The really good news first : there were no serious problems with any of the boards we tested. If we were to be nitpicky, we could mention that the instructions from PC Chips for the CMOS reset jumper were confusing, and that one or two of the boards had initial problems booting up. But we did not find anything that would have you running back to your dealer. Even receiving the incorrect manual with the MSI motherboard is hardly critical, since the latest manuals are nearly always available for download from the manufacturers’ websites.
In the low-priced budget range are the boards from PC Chips and QDI. Here, QDI’s P4I865PE Novo left us with a better impression, since it worked well with all the modules in the memory test.
In the mid-price range are boards from Albatron, Biostar, Epox, Intel and MSI. The latter is a slimmed-down board, which can hardly be described as feature-packed. Epox edges toward the upper class but is set back because of its performance in the memory test. The Intel also had problems with one type of memory. However, it compensates for this failing with its Desktop Control Center, which we rate very highly indeed. Biostar and Albatron have no features worth highlighting, although Biostar gains points with its WLAN module. All five are perfectly usable mid-range boards.
For speed freaks and gamers, we would limit our recommendation to the boards from Abit and DFI. Abit offers better hardware specifications and is well set up for tuning, while DFI definitely has gamers in mind and has configured its accessory bundle accordingly.
The upper class consists of boards from AOpen, Asus, ECS, Gigabyte, Supermicro and Tyan. Certain aspects of the Abit and DFI boards also justify inclusion in the upper class, depending on your personal preferences. AOpen, Asus and Gigabyte share pole position, with the Photon series from ECS just behind them. Supermicro and Tyan will appeal more to the workstation user. The Supermicro should find favor as a server motherboard, thanks to its PCI-X Southbridge and dual Gigabit LAN. Both of these boards are a special case, since they would not usually be used in a normal desktop PC.
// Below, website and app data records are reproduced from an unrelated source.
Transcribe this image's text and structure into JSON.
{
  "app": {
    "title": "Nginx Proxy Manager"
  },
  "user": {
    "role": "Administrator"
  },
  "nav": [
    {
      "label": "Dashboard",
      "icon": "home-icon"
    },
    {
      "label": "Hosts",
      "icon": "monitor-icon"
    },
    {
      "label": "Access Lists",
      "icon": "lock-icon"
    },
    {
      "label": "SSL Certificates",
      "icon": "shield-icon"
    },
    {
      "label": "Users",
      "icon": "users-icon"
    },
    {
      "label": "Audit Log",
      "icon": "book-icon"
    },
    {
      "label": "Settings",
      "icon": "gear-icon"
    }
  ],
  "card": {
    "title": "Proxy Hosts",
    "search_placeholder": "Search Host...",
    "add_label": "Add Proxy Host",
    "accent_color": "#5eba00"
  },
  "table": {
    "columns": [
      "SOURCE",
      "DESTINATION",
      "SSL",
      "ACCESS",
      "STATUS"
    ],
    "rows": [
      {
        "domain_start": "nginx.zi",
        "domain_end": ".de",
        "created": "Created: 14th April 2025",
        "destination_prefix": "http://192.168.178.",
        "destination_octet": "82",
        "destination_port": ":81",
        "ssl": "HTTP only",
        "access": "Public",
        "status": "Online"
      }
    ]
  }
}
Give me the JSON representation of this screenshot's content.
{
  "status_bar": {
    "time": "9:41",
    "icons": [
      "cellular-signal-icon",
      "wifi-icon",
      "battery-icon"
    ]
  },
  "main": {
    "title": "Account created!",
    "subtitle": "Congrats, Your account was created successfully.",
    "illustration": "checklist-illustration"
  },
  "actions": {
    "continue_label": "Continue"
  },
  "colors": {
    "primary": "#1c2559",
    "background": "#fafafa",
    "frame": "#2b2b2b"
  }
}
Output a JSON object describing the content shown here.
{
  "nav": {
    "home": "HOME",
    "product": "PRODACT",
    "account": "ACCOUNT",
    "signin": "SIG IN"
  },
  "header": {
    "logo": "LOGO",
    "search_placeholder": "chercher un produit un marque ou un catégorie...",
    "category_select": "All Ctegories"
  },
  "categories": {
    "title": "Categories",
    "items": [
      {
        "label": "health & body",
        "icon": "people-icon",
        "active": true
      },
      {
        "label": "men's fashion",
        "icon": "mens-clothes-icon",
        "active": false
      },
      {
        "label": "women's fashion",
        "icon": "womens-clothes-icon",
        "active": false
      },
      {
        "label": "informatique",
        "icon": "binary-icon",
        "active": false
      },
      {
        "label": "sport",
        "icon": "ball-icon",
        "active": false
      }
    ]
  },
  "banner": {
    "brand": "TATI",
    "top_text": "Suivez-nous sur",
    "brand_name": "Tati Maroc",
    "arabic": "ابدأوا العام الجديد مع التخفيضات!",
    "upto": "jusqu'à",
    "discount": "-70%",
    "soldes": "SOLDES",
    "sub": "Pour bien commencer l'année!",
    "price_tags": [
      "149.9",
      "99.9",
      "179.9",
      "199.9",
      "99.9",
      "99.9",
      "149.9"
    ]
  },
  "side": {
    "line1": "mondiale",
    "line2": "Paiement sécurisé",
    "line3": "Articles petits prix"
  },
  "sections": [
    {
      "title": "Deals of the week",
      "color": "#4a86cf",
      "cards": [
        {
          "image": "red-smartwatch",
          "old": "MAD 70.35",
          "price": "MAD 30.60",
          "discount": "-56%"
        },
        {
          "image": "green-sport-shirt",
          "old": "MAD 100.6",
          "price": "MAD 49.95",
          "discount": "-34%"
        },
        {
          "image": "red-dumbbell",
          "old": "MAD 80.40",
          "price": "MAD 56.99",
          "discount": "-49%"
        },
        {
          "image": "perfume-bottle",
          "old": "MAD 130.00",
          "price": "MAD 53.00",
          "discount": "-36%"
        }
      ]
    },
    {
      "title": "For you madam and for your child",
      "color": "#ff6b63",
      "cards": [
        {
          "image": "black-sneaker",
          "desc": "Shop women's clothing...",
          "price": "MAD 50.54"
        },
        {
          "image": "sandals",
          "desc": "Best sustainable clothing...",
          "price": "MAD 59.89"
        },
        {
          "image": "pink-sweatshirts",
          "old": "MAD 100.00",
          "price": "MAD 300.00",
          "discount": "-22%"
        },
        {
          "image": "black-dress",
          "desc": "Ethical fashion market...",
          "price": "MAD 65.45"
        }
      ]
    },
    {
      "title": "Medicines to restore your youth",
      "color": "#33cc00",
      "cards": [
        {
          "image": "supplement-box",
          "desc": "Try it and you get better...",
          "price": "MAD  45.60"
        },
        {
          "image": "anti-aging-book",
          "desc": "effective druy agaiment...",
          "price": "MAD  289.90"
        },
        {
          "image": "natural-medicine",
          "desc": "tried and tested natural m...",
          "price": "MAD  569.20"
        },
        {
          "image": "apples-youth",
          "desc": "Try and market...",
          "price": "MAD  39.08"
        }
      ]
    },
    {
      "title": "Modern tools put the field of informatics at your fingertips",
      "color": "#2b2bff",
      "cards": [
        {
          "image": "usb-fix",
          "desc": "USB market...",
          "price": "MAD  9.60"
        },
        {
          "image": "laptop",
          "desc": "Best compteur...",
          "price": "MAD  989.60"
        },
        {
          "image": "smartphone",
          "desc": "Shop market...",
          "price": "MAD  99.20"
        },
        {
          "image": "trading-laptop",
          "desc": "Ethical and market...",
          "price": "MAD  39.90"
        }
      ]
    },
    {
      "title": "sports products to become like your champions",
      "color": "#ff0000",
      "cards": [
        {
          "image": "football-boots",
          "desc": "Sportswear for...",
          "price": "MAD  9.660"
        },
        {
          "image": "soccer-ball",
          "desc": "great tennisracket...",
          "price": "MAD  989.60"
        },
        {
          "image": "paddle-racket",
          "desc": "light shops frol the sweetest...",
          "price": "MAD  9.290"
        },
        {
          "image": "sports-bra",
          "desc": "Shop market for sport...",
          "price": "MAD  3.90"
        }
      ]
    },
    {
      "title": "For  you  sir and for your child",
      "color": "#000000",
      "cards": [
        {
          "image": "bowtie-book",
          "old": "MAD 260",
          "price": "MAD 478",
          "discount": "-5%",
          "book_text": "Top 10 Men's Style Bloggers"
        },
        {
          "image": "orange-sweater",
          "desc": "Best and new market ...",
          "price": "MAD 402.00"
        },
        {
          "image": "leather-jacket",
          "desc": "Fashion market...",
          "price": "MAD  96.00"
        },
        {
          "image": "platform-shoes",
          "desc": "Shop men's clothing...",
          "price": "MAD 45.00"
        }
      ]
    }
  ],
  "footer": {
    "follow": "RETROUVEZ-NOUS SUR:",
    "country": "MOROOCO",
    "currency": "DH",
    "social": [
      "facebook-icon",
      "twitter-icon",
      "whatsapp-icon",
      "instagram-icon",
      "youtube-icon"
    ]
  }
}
Our recommendations go to the Biostar, AOpen and Asus boards. The cost-performance ratio and the WLAN of the Biostar make it a very good choice. AOpen combines a wealth of features with the highest component quality, and Asus once again delivers a product that sets the standards, thanks to its excellent features and a perfect score in our memory test.
Another trouble-free performance : Asus P4C800-E Deluxe
Winner on points : Only the best components from AOpen
Winner in the budget category : Biostar P4TCO Pro
- 865/875 Versus 915/925
- The Candidates In Detail
- Abit IC7-Max3, Continued
- Albatron PX875P Pro
- Albatron PX875P Pro, Continued
- AOpen AX4SPE Max II
- Asus P4C800-E Deluxe
- Biostar P4TCA Pro
- DFI LANParty Pro875B
- Elitegroup/ECS PHOTON PF3 Extreme
- Epox 4PCA3+
- Gigabyte GA-8KNXP
- Intel D875PBZ
- MSI 865PE Neo2-P Platinum Edition
- PCChips TidalWave T12
- QDI P4865PE Novo-6al
- Soyo P4I875P Dragon 2 V1.0
- Supermicro 4SCT+II
- Tyan S5101 Trinity I875P
- Test Setup And Benchmark Settings
- Memory Modules Overview
- Benchmark Results
- Comanche 4 Demo
- 3DMark 2003
- X2 Demo - The Threat
- Main Concept 1.4.1
- Auto Goardian Knot 1.22
- Auto Goardian Knot 1.22
- Lame 3.95.1
- Cinema 4D XL R 8.503
- PC Mark 2004
- Memory Test: 13 DImm Memory Pairs Tested
- Conclusion: Several Product Classes Emerge
- Features Table